The Townsville Bushwalking Club often hike in this area so it's best to contact them for information on their next walk in the vicinity.
Set up a rope swing, space net, highline, waterline, or flying fox/zipline! I've also been told that people have rafted and kayaked down the river in full flow - now that would be scary!
If you're into wildlife, park near the bridge and have a go at platypus spotting - see map below. There also seems to be remains of a campfire here.
Puzzle Creek is a lovely small tributary to Running River and flows in at "The Junction". Consisting of small rocky gorges and cascades as well as sandy beaches perfect for camping.
It is best walked in a downstream direction because the vegetation points downhill and this way you won't skewer yourself as easily. I would also recommend planning this hike with a car shuttle. It is a winter activity as these inland bushland areas can become very hot in summer.
The journey starts well upstream of Puzzle Creek and you will then start walking downstream along rocky banks of the creek, a bit of rock hopping, across some sandy beaches, and you'll also have to climb up beside some waterfalls. The main waterfall is quite spectacular when it is in full flow, but is still an impressive site in its state of suspended animation. Just downstream from here Thunderbolt Creek joins Puzzle Creek, then we have our final push long after a couple of right-angled turns to St Peter's Gate. This spectacular rock formation and waterfall with plunge pool is the jewel in the crown of Puzzle Creek. It is no more than a 20 minute walk from here to the confluence with Running River. Climb over the bread knife-edge and jump across Running River. Take the track up to the Survivor Camp.
There are some fixed hangers (anchors) for an old ropes course/abseil about halfway down the creek apparently installed for an adventure race back in the 1980's or so. You could potentially set up a highline for some cliff to cliff action.
It doesn't feel as remote as it deserves to be because of the power lines that cross overhead and the Duke of Edinburgh's Award and Cathedral School camp out here so you may find a little bit of rubbish (please pick it up) and fire pits.
Thunderbolt Creek runs into Puzzle Creek and has some small gorge-like features.
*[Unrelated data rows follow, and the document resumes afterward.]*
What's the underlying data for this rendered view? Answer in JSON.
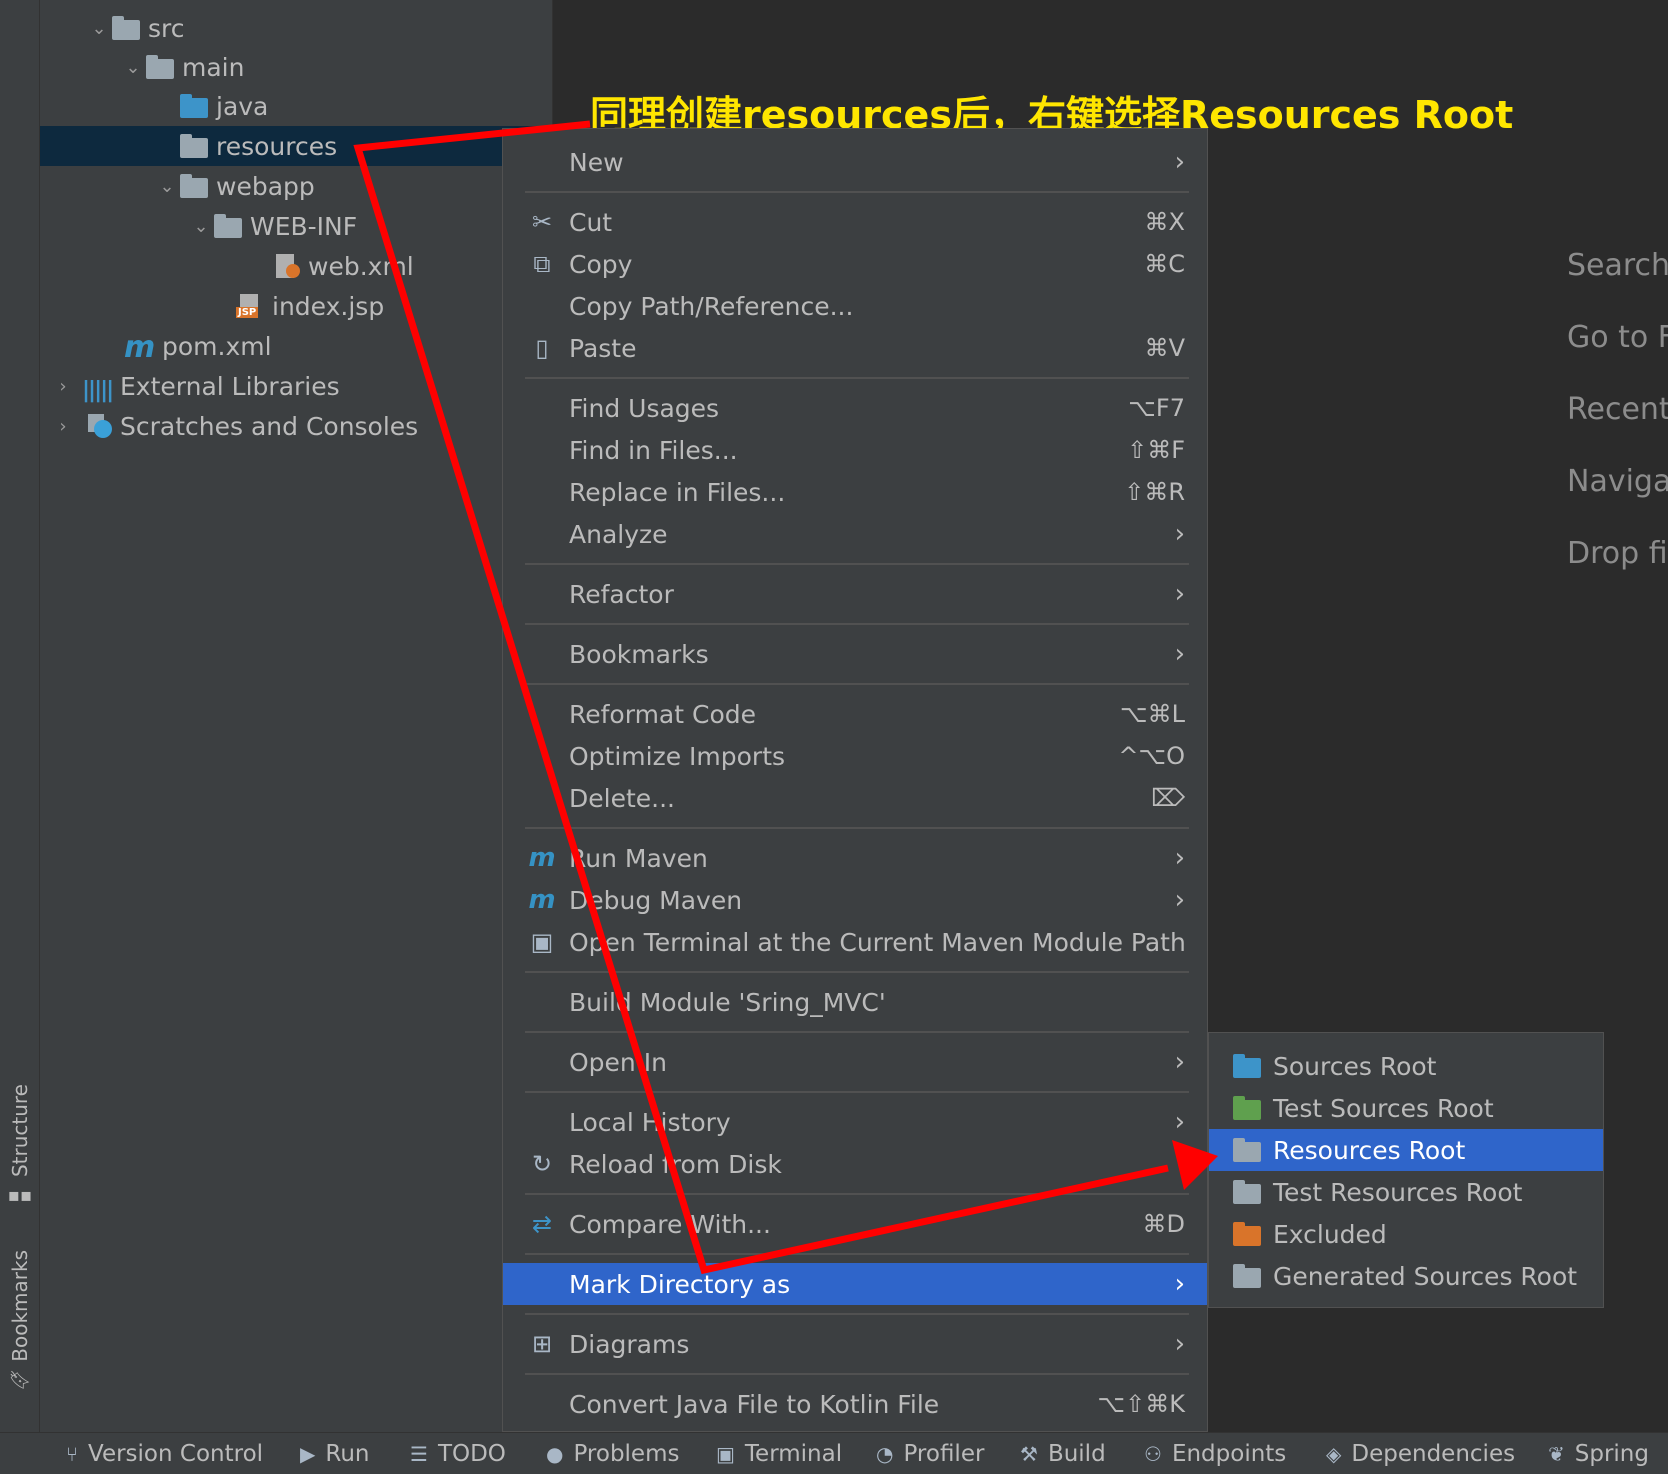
{
  "sidebar": {
    "structure_label": "Structure",
    "bookmarks_label": "Bookmarks"
  },
  "project_tree": [
    {
      "label": "src",
      "icon": "folder-icon",
      "expanded": true
    },
    {
      "label": "main",
      "icon": "folder-icon",
      "expanded": true
    },
    {
      "label": "java",
      "icon": "source-folder-icon"
    },
    {
      "label": "resources",
      "icon": "folder-icon",
      "selected": true
    },
    {
      "label": "webapp",
      "icon": "web-folder-icon",
      "expanded": true
    },
    {
      "label": "WEB-INF",
      "icon": "folder-icon",
      "expanded": true
    },
    {
      "label": "web.xml",
      "icon": "xml-file-icon"
    },
    {
      "label": "index.jsp",
      "icon": "jsp-file-icon"
    },
    {
      "label": "pom.xml",
      "icon": "maven-icon"
    },
    {
      "label": "External Libraries",
      "icon": "libraries-icon",
      "expanded": false
    },
    {
      "label": "Scratches and Consoles",
      "icon": "scratches-icon",
      "expanded": false
    }
  ],
  "annotation": {
    "text": "同理创建resources后，右键选择Resources Root",
    "color": "#ffe600"
  },
  "editor_hints": [
    "Search",
    "Go to F",
    "Recent",
    "Naviga",
    "Drop fi"
  ],
  "context_menu": {
    "items": [
      {
        "label": "New",
        "submenu": true
      },
      {
        "label": "Cut",
        "shortcut": "⌘X",
        "icon": "scissors-icon"
      },
      {
        "label": "Copy",
        "shortcut": "⌘C",
        "icon": "copy-icon"
      },
      {
        "label": "Copy Path/Reference..."
      },
      {
        "label": "Paste",
        "shortcut": "⌘V",
        "icon": "clipboard-icon"
      },
      {
        "label": "Find Usages",
        "shortcut": "⌥F7"
      },
      {
        "label": "Find in Files...",
        "shortcut": "⇧⌘F"
      },
      {
        "label": "Replace in Files...",
        "shortcut": "⇧⌘R"
      },
      {
        "label": "Analyze",
        "submenu": true
      },
      {
        "label": "Refactor",
        "submenu": true
      },
      {
        "label": "Bookmarks",
        "submenu": true
      },
      {
        "label": "Reformat Code",
        "shortcut": "⌥⌘L"
      },
      {
        "label": "Optimize Imports",
        "shortcut": "^⌥O"
      },
      {
        "label": "Delete...",
        "shortcut": "⌦"
      },
      {
        "label": "Run Maven",
        "submenu": true,
        "icon": "maven-run-icon"
      },
      {
        "label": "Debug Maven",
        "submenu": true,
        "icon": "maven-debug-icon"
      },
      {
        "label": "Open Terminal at the Current Maven Module Path",
        "icon": "maven-terminal-icon"
      },
      {
        "label": "Build Module 'Sring_MVC'"
      },
      {
        "label": "Open In",
        "submenu": true
      },
      {
        "label": "Local History",
        "submenu": true
      },
      {
        "label": "Reload from Disk",
        "icon": "reload-icon"
      },
      {
        "label": "Compare With...",
        "shortcut": "⌘D",
        "icon": "compare-icon"
      },
      {
        "label": "Mark Directory as",
        "submenu": true,
        "active": true
      },
      {
        "label": "Diagrams",
        "submenu": true,
        "icon": "diagrams-icon"
      },
      {
        "label": "Convert Java File to Kotlin File",
        "shortcut": "⌥⇧⌘K"
      }
    ]
  },
  "mark_directory_submenu": [
    {
      "label": "Sources Root",
      "icon": "sources-root-icon",
      "color": "#3d94c9"
    },
    {
      "label": "Test Sources Root",
      "icon": "test-sources-root-icon",
      "color": "#5fa04e"
    },
    {
      "label": "Resources Root",
      "icon": "resources-root-icon",
      "color": "#9aa7b0",
      "active": true
    },
    {
      "label": "Test Resources Root",
      "icon": "test-resources-root-icon",
      "color": "#9aa7b0"
    },
    {
      "label": "Excluded",
      "icon": "excluded-folder-icon",
      "color": "#d9742a"
    },
    {
      "label": "Generated Sources Root",
      "icon": "generated-sources-root-icon",
      "color": "#9aa7b0"
    }
  ],
  "status_bar": [
    {
      "label": "Version Control",
      "icon": "branch-icon"
    },
    {
      "label": "Run",
      "icon": "play-icon"
    },
    {
      "label": "TODO",
      "icon": "list-icon"
    },
    {
      "label": "Problems",
      "icon": "problems-icon"
    },
    {
      "label": "Terminal",
      "icon": "terminal-icon"
    },
    {
      "label": "Profiler",
      "icon": "profiler-icon"
    },
    {
      "label": "Build",
      "icon": "hammer-icon"
    },
    {
      "label": "Endpoints",
      "icon": "endpoints-icon"
    },
    {
      "label": "Dependencies",
      "icon": "dependencies-icon"
    },
    {
      "label": "Spring",
      "icon": "spring-icon"
    }
  ],
  "colors": {
    "selection": "#2f65ca",
    "tree_selection": "#0d293e",
    "arrow": "#ff0000"
  }
}
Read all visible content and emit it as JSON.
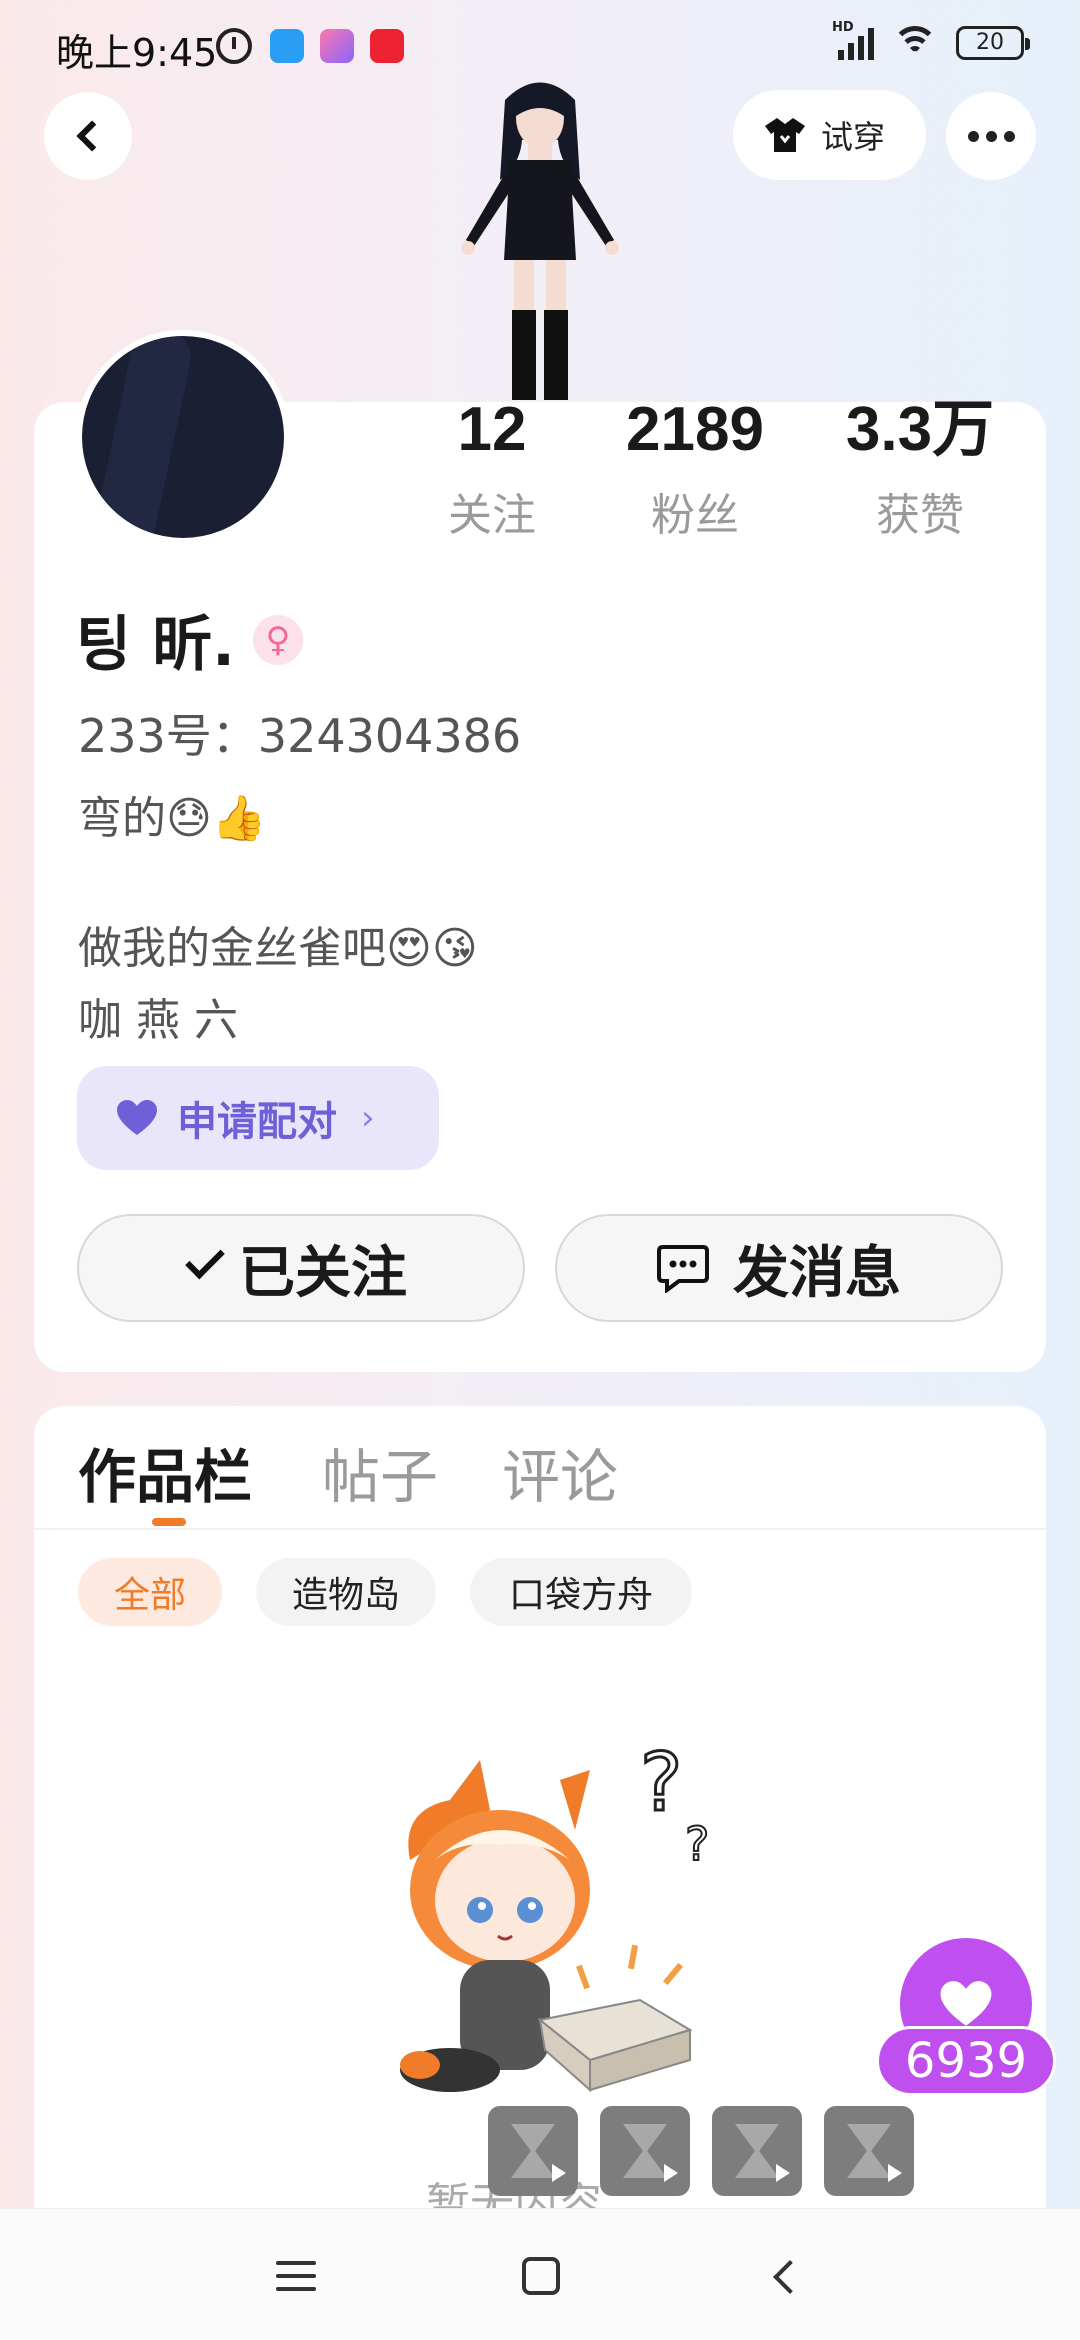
{
  "status_bar": {
    "time": "晚上9:45",
    "hd": "HD",
    "battery": "20"
  },
  "top_bar": {
    "try_on_label": "试穿"
  },
  "stats": [
    {
      "value": "12",
      "label": "关注"
    },
    {
      "value": "2189",
      "label": "粉丝"
    },
    {
      "value": "3.3万",
      "label": "获赞"
    }
  ],
  "profile": {
    "username": "팅  昕.",
    "gender_symbol": "♀",
    "uid": "233号：324304386",
    "bio_lines": [
      "弯的😓👍",
      "做我的金丝雀吧😍😘",
      "咖 燕 六"
    ]
  },
  "pair_button": {
    "label": "申请配对",
    "chevron": "›"
  },
  "actions": {
    "follow_label": "已关注",
    "message_label": "发消息"
  },
  "tabs": [
    {
      "label": "作品栏",
      "active": true
    },
    {
      "label": "帖子",
      "active": false
    },
    {
      "label": "评论",
      "active": false
    }
  ],
  "chips": [
    {
      "label": "全部",
      "active": true
    },
    {
      "label": "造物岛",
      "active": false
    },
    {
      "label": "口袋方舟",
      "active": false
    }
  ],
  "empty_state": {
    "text": "暂无内容"
  },
  "like_fab": {
    "count": "6939"
  },
  "colors": {
    "accent_orange": "#f07b28",
    "like_purple": "#c04ff0",
    "pair_purple": "#6f60d8"
  }
}
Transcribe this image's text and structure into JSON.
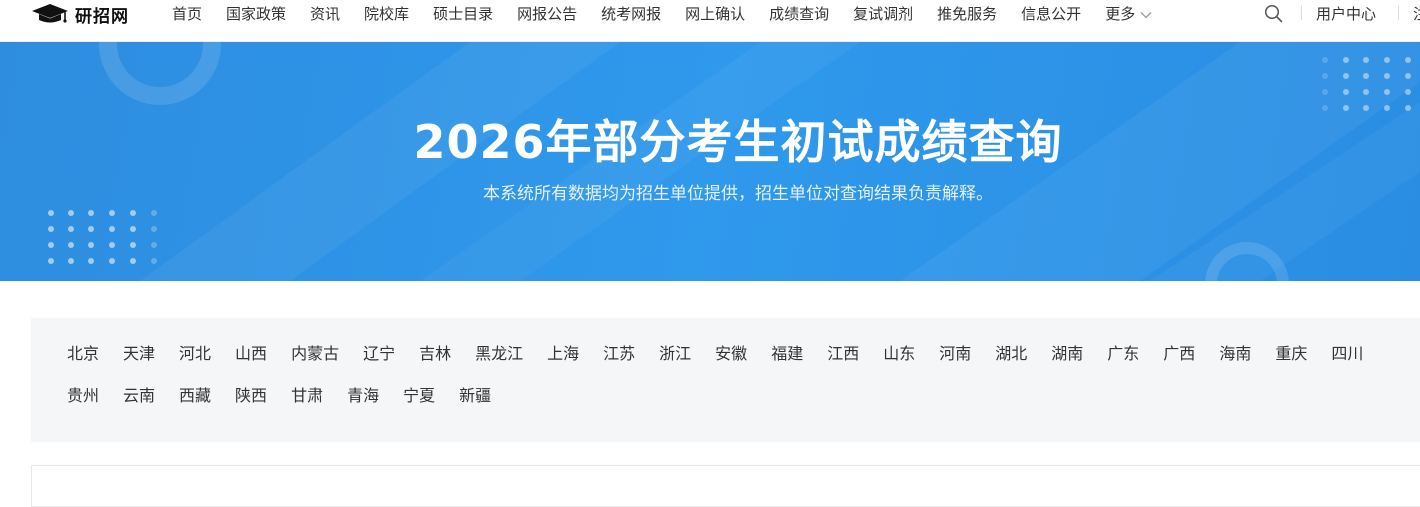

Thunderbolt Creek is home to Communist Cave and another magnificent overhang that contains aboriginal artworks and stone tools – both are on private property and prior permission is needed.
Communist Cave (on private property) was used back in the 1930/1940's to house The Communist Party's illegal printing press. It was used to print communist propaganda that was distributed around Townsville and to the tin miners. The original hammer and sickle and other artefacts have since been thieved. The cave itself is not a cave system as such, but a cavity under a granite outcrop. Very low to the ground, you'll need to crawl in the cavity on the western side of the 'boulder'.
Goanna Mine (on private property) was a tin mine (now abandoned) on a hill between South of Thunderbolt Creek. The old house and several cars and trucks remains are down below near the creek. Wolfram, bismuth and molybdenum were also mined at the Horseshoe Mine and Pink Lilly at Horseshoe Bend, Running River.
This area is also home to Cypress Mine, Millers Number 2 Mine, Whats It Mine, Running River Mine, Red Queen Mine, Yellow Queen Mine, Macarthur Mine, Just Lucky Mine, All Blue Mine, Kookaburra Mine, Mugs Luck Mine, Good Luck Mine / Goodluck Mine, Rose Mine, Ella Prospect, Ella Mine, Surprise Mine, Trump Mine, Joker Mine, Boomerang Mine which are abandoned tin mines, prospects, and deposits with a few being tungsten mines and one a molybdenum mine.
Deception Creek Gorge
Also in this area is Deception Gorge but it's probably not worth a long hike just to see it.
A good, long circuit could be up Puzzle Creek, then Thunderbolt Creek to Communist Cave, then over to Goanna Mine, then down Deception Creek to Running River and back to the car. Though permission from several properties is required prior to walking.
Here's an interactive map of the area: